  3. Great post. I am glad you went to such a beautiful place for your birthday! I am looking forward to the pictures and news of your adventures in Hawaii.

  4. Dean, is that happening in the U.S. or just when you travel outside the U.S.? You're the only person I've ever known whose scoot gets wrapped in a bag. Happy trails!

  5. Linda, a happy 50th to you too! Beware, AARP will be tracking you down if they haven't already. They're relentless. :-)

    I hope you'll share a picture or two of your Mexican Riviera cruise. I love it when folks share their TravelScoot adventures with us!

    (You can email me,, to send in photos.)

  6. Cynth, I'm hoping to get a bunch posted this weekend. I can't seem to get caught up since I got home! I still owe you an answer to an email too. Where does the time go?!

  7. nice coastal picture !
    Happy Christmas, Elizabeth,

  8. Hi Elizabeth, I love reading about your travels and experiences as an owner of a TravelScoot.

    I just returned home from a trip to Copenhagen. I rented a Pride Rally, which I was able to ride through security and to the door of the plane at which time it was gate checked. Here is my dilemma. When I arrived in Amsterdam I was greeted by an airport worker and a manual wheelchair. When I asked about the scooter I was told that I could reclaim it at baggage check in Copenhagen.

    I was taken to a waiting area and helped to a seat, at which time the wheelchair was taken away. I had a 3.5 hour layover until my flight to Copenhagen. There I sat unable to go to the restroom or to get something to eat or drink. By not allowing me the use of the scooter during the layover. They in essence took away my legs as I am unable to walk more than a few feet without severe pain which many times has caused me to collapse in agonizy.

    I am going to Norway at the end of January and plan to rent a TravelScoot. I have layovers in both Paris and Amsterdam. My question to you or anyone who might be able to answer, have you experienced riding your TravelScoot to the plane then taking it on the plane as a carry-on? It is very important that I have access to it during layovers.

    Oh, by the way happy belated 50th birthday. I will be spending my 57th birthday in Norway. :-)
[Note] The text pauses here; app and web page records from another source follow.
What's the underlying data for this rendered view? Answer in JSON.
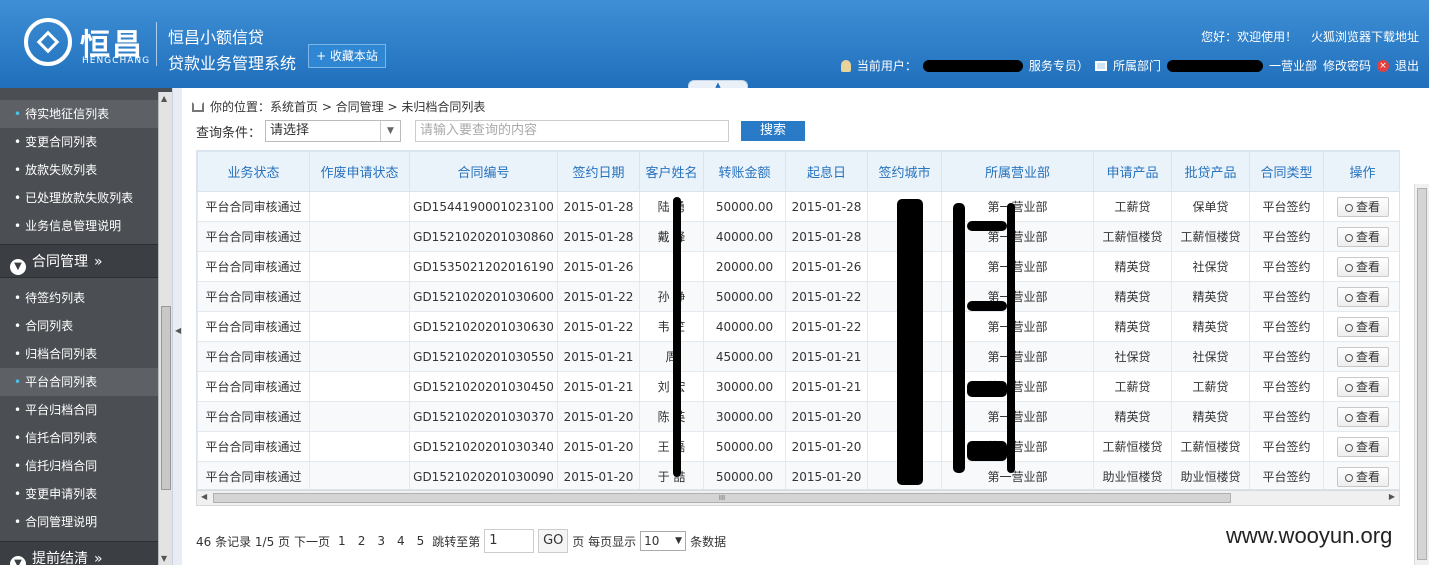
{
  "header": {
    "logo_text": "恒昌",
    "logo_sub": "HENGCHANG",
    "system_line1": "恒昌小额信贷",
    "system_line2": "贷款业务管理系统",
    "bookmark_label": "+ 收藏本站",
    "welcome": "您好：欢迎使用！",
    "browser_download": "火狐浏览器下载地址",
    "current_user_label": "当前用户：",
    "current_user_suffix": "服务专员）",
    "dept_label": "所属部门",
    "dept_suffix": "一营业部",
    "change_password": "修改密码",
    "logout": "退出",
    "collapse_arrow": "▲"
  },
  "sidebar": {
    "items_top": [
      {
        "label": "待实地征信列表",
        "active": true
      },
      {
        "label": "变更合同列表",
        "active": false
      },
      {
        "label": "放款失败列表",
        "active": false
      },
      {
        "label": "已处理放款失败列表",
        "active": false
      },
      {
        "label": "业务信息管理说明",
        "active": false
      }
    ],
    "group1": {
      "label": "合同管理",
      "chevron": "»"
    },
    "items_contract": [
      {
        "label": "待签约列表",
        "active": false
      },
      {
        "label": "合同列表",
        "active": false
      },
      {
        "label": "归档合同列表",
        "active": false
      },
      {
        "label": "平台合同列表",
        "active": true
      },
      {
        "label": "平台归档合同",
        "active": false
      },
      {
        "label": "信托合同列表",
        "active": false
      },
      {
        "label": "信托归档合同",
        "active": false
      },
      {
        "label": "变更申请列表",
        "active": false
      },
      {
        "label": "合同管理说明",
        "active": false
      }
    ],
    "group2": {
      "label": "提前结清",
      "chevron": "»"
    }
  },
  "breadcrumb": "你的位置：系统首页 > 合同管理 > 未归档合同列表",
  "query": {
    "label": "查询条件：",
    "select_value": "请选择",
    "input_placeholder": "请输入要查询的内容",
    "search_button": "搜索"
  },
  "table": {
    "columns": [
      "业务状态",
      "作废申请状态",
      "合同编号",
      "签约日期",
      "客户姓名",
      "转账金额",
      "起息日",
      "签约城市",
      "所属营业部",
      "申请产品",
      "批贷产品",
      "合同类型",
      "操作"
    ],
    "rows": [
      {
        "status": "平台合同审核通过",
        "void_status": "",
        "contract_no": "GD1544190001023100",
        "sign_date": "2015-01-28",
        "customer": "陆 勇",
        "amount": "50000.00",
        "value_date": "2015-01-28",
        "city": "",
        "branch": "第一营业部",
        "apply_product": "工薪贷",
        "approved_product": "保单贷",
        "contract_type": "平台签约",
        "action": "查看"
      },
      {
        "status": "平台合同审核通过",
        "void_status": "",
        "contract_no": "GD1521020201030860",
        "sign_date": "2015-01-28",
        "customer": "戴 峰",
        "amount": "40000.00",
        "value_date": "2015-01-28",
        "city": "",
        "branch": "第一营业部",
        "apply_product": "工薪恒楼贷",
        "approved_product": "工薪恒楼贷",
        "contract_type": "平台签约",
        "action": "查看"
      },
      {
        "status": "平台合同审核通过",
        "void_status": "",
        "contract_no": "GD1535021202016190",
        "sign_date": "2015-01-26",
        "customer": "",
        "amount": "20000.00",
        "value_date": "2015-01-26",
        "city": "",
        "branch": "第一营业部",
        "apply_product": "精英贷",
        "approved_product": "社保贷",
        "contract_type": "平台签约",
        "action": "查看"
      },
      {
        "status": "平台合同审核通过",
        "void_status": "",
        "contract_no": "GD1521020201030600",
        "sign_date": "2015-01-22",
        "customer": "孙 琤",
        "amount": "50000.00",
        "value_date": "2015-01-22",
        "city": "",
        "branch": "第一营业部",
        "apply_product": "精英贷",
        "approved_product": "精英贷",
        "contract_type": "平台签约",
        "action": "查看"
      },
      {
        "status": "平台合同审核通过",
        "void_status": "",
        "contract_no": "GD1521020201030630",
        "sign_date": "2015-01-22",
        "customer": "韦 竺",
        "amount": "40000.00",
        "value_date": "2015-01-22",
        "city": "",
        "branch": "第一营业部",
        "apply_product": "精英贷",
        "approved_product": "精英贷",
        "contract_type": "平台签约",
        "action": "查看"
      },
      {
        "status": "平台合同审核通过",
        "void_status": "",
        "contract_no": "GD1521020201030550",
        "sign_date": "2015-01-21",
        "customer": "周 ",
        "amount": "45000.00",
        "value_date": "2015-01-21",
        "city": "",
        "branch": "第一营业部",
        "apply_product": "社保贷",
        "approved_product": "社保贷",
        "contract_type": "平台签约",
        "action": "查看"
      },
      {
        "status": "平台合同审核通过",
        "void_status": "",
        "contract_no": "GD1521020201030450",
        "sign_date": "2015-01-21",
        "customer": "刘 宏",
        "amount": "30000.00",
        "value_date": "2015-01-21",
        "city": "",
        "branch": "第一营业部",
        "apply_product": "工薪贷",
        "approved_product": "工薪贷",
        "contract_type": "平台签约",
        "action": "查看"
      },
      {
        "status": "平台合同审核通过",
        "void_status": "",
        "contract_no": "GD1521020201030370",
        "sign_date": "2015-01-20",
        "customer": "陈 英",
        "amount": "30000.00",
        "value_date": "2015-01-20",
        "city": "",
        "branch": "第一营业部",
        "apply_product": "精英贷",
        "approved_product": "精英贷",
        "contract_type": "平台签约",
        "action": "查看"
      },
      {
        "status": "平台合同审核通过",
        "void_status": "",
        "contract_no": "GD1521020201030340",
        "sign_date": "2015-01-20",
        "customer": "王 磊",
        "amount": "50000.00",
        "value_date": "2015-01-20",
        "city": "",
        "branch": "第一营业部",
        "apply_product": "工薪恒楼贷",
        "approved_product": "工薪恒楼贷",
        "contract_type": "平台签约",
        "action": "查看"
      },
      {
        "status": "平台合同审核通过",
        "void_status": "",
        "contract_no": "GD1521020201030090",
        "sign_date": "2015-01-20",
        "customer": "于 喆",
        "amount": "50000.00",
        "value_date": "2015-01-20",
        "city": "",
        "branch": "第一营业部",
        "apply_product": "助业恒楼贷",
        "approved_product": "助业恒楼贷",
        "contract_type": "平台签约",
        "action": "查看"
      }
    ],
    "hscroll_grip": "III"
  },
  "pager": {
    "summary": "46 条记录 1/5 页",
    "next": "下一页",
    "pages": [
      "1",
      "2",
      "3",
      "4",
      "5"
    ],
    "goto_label": "跳转至第",
    "goto_value": "1",
    "go_button": "GO",
    "per_page_label": "页 每页显示",
    "per_page_value": "10",
    "per_page_suffix": "条数据"
  },
  "watermark": "www.wooyun.org",
  "colors": {
    "header": "#2a7bc7",
    "sidebar": "#4b4f53",
    "table_header_text": "#2873be"
  }
}
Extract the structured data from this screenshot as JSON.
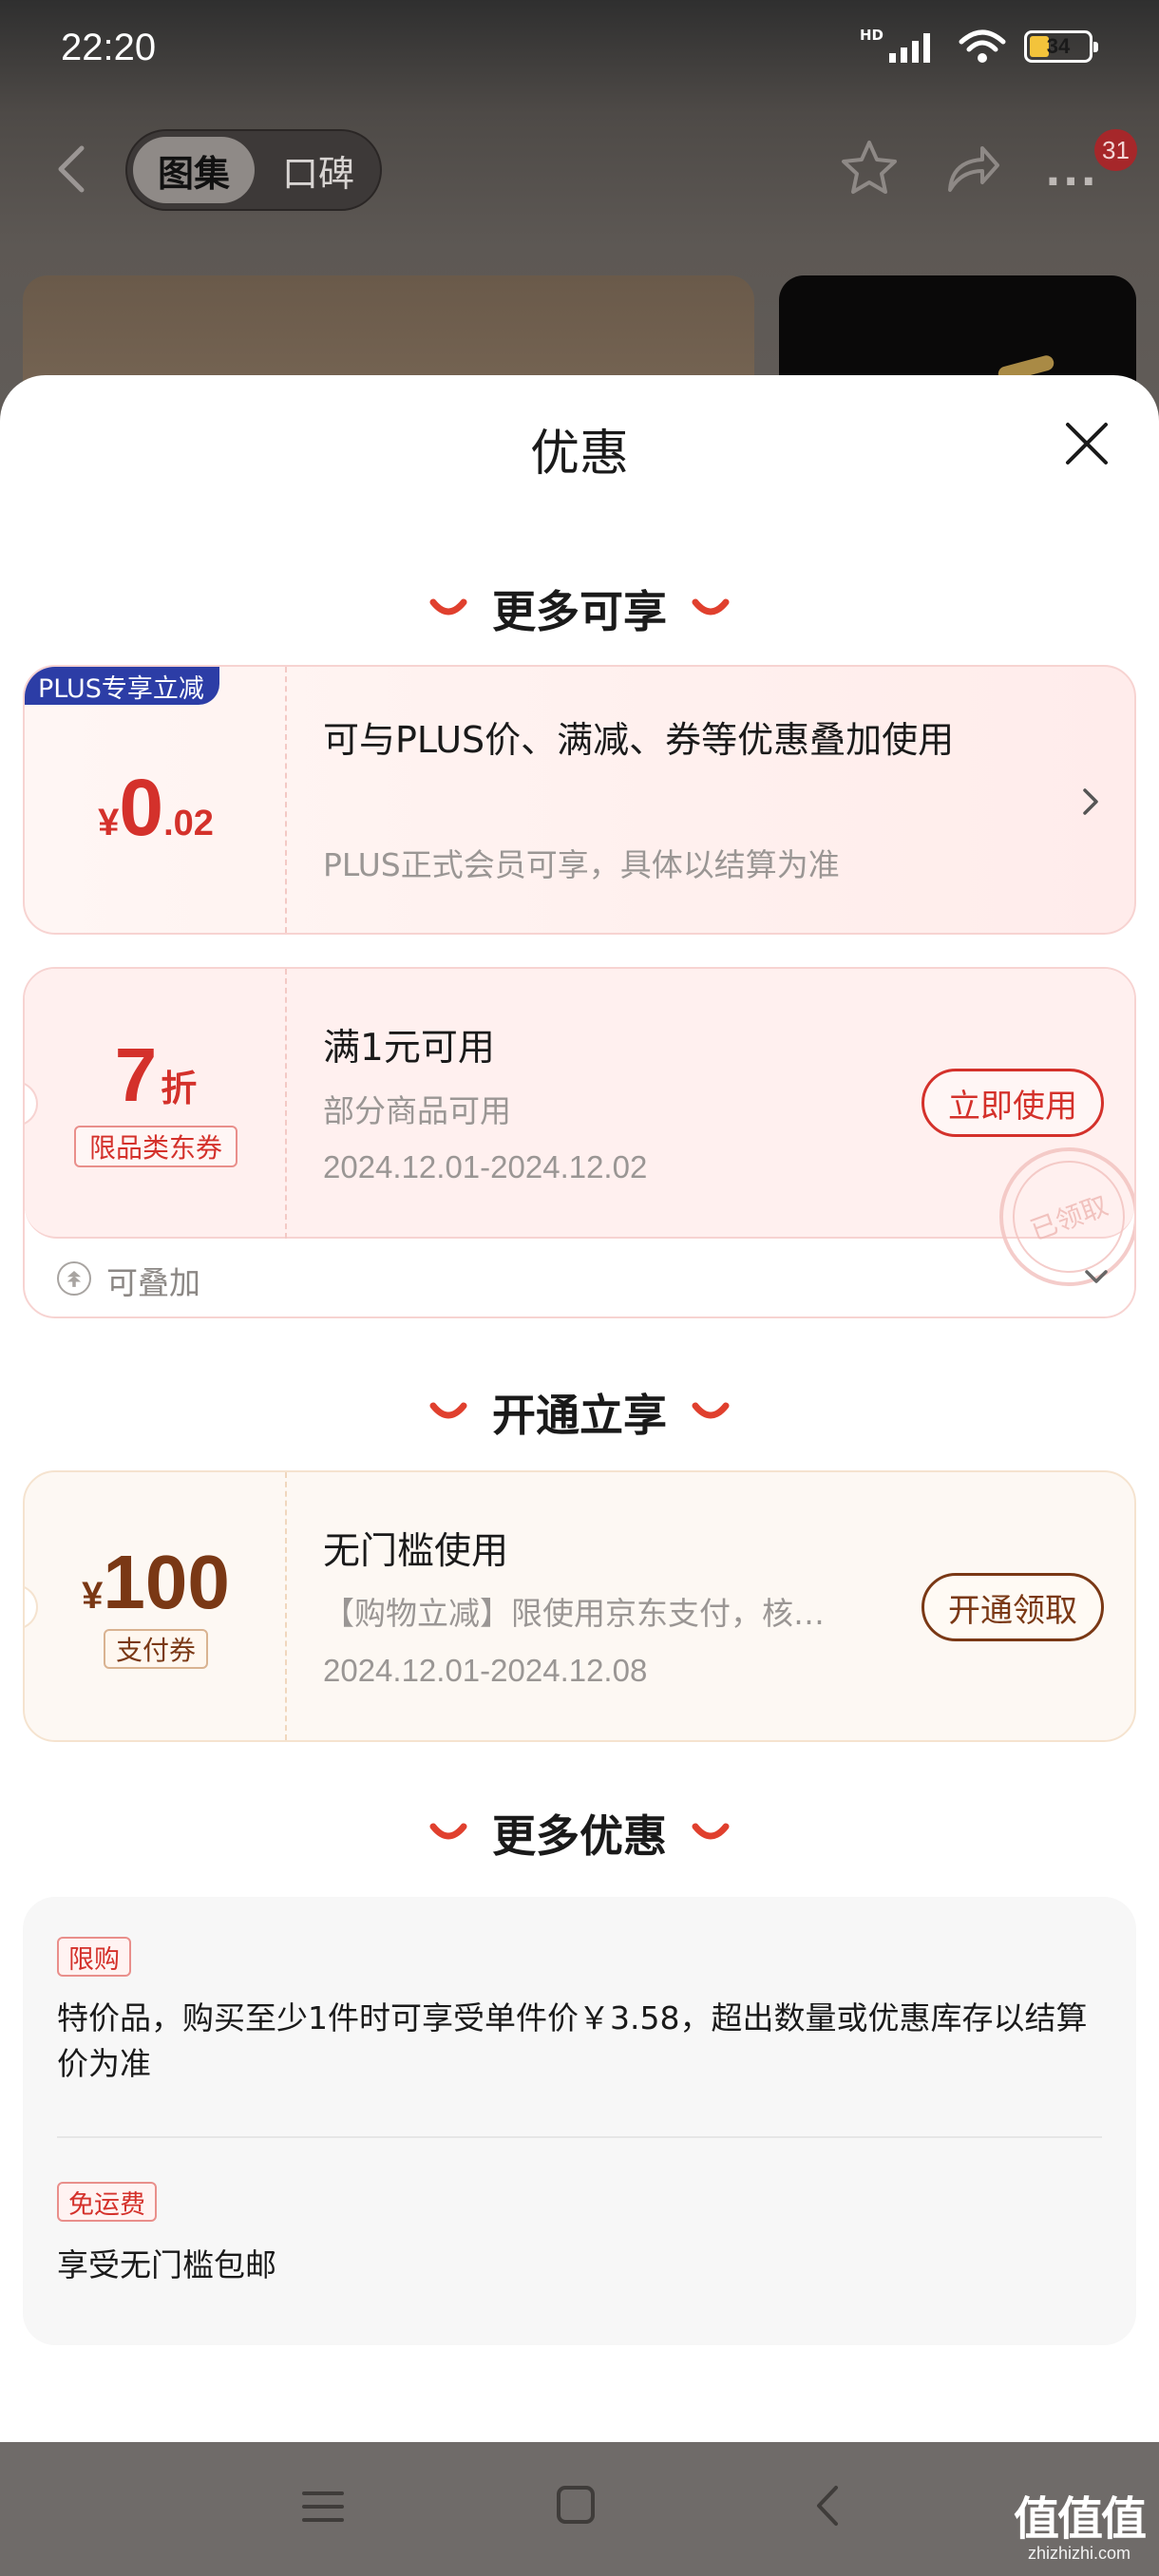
{
  "status_bar": {
    "time": "22:20",
    "network_label": "HD",
    "battery_level": "34",
    "battery_fraction": 0.34
  },
  "top_nav": {
    "tabs": [
      "图集",
      "口碑"
    ],
    "active_tab": "图集",
    "notification_count": "31",
    "icons": [
      "back-chevron-icon",
      "star-icon",
      "share-icon",
      "more-dots-icon"
    ]
  },
  "sheet": {
    "title": "优惠",
    "close_icon": "close-x-icon"
  },
  "section_more_available": {
    "title": "更多可享"
  },
  "plus_card": {
    "tag": "PLUS专享立减",
    "currency": "¥",
    "amount_int": "0",
    "amount_dec": ".02",
    "title": "可与PLUS价、满减、券等优惠叠加使用",
    "subtitle": "PLUS正式会员可享，具体以结算为准"
  },
  "coupon_card": {
    "discount_value": "7",
    "discount_unit": "折",
    "coupon_type": "限品类东券",
    "title": "满1元可用",
    "description": "部分商品可用",
    "validity": "2024.12.01-2024.12.02",
    "action_label": "立即使用",
    "stamp_text": "已领取",
    "stack_label": "可叠加"
  },
  "section_open": {
    "title": "开通立享"
  },
  "pay_card": {
    "currency": "¥",
    "amount": "100",
    "coupon_type": "支付券",
    "title": "无门槛使用",
    "description": "【购物立减】限使用京东支付，核…",
    "validity": "2024.12.01-2024.12.08",
    "action_label": "开通领取"
  },
  "section_more_offers": {
    "title": "更多优惠"
  },
  "offers": [
    {
      "tag": "限购",
      "text": "特价品，购买至少1件时可享受单件价￥3.58，超出数量或优惠库存以结算价为准"
    },
    {
      "tag": "免运费",
      "text": "享受无门槛包邮"
    }
  ],
  "system_nav": {
    "icons": [
      "menu-icon",
      "home-square-icon",
      "back-triangle-icon"
    ]
  },
  "watermark": {
    "main": "值值值",
    "sub": "zhizhizhi.com"
  },
  "colors": {
    "accent_red": "#d4312b",
    "plus_blue": "#2c3da6",
    "brown": "#7a3815"
  }
}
    Lady H

  9. Lady H,

    Thanks for the birthday wishes! They're not really belated, because I'm planning on celebrating 50 until I turn 51. :-)

    I've never taken my TravelScoot on the plane as a carry on, but I've never had to. I gate check mine and ride it to the door of the plane. They take it and store it with the baby strollers, and bring it to me when we land.

    I cannot imagine how you went all that time without being able to go the restroom or to get anything to eat or drink. That's horrible!


  10. Elizabeth, they don't even bring up the baby strollers upon landing at Schipol Airport in Amsterdam. They have to be claimed at baggage claim upon arriving at destination as well.

    It was horrible not being able to use the restroom during the layover especially having flown for 10 hrs. I usually limit myself to one beverage on the plane as the lavatory is very difficult at best to use when you weigh 455 lbs.

    Good idea!....maybe I should be 56 again from here on out.

    Lady H

  11. I've never flown outside the U.S., but if I had encountered this sort of problem I'd certainly talk to the folks at the airline who handle accommodations for disabled passengers. Surely they could work out a better way to handle this for you!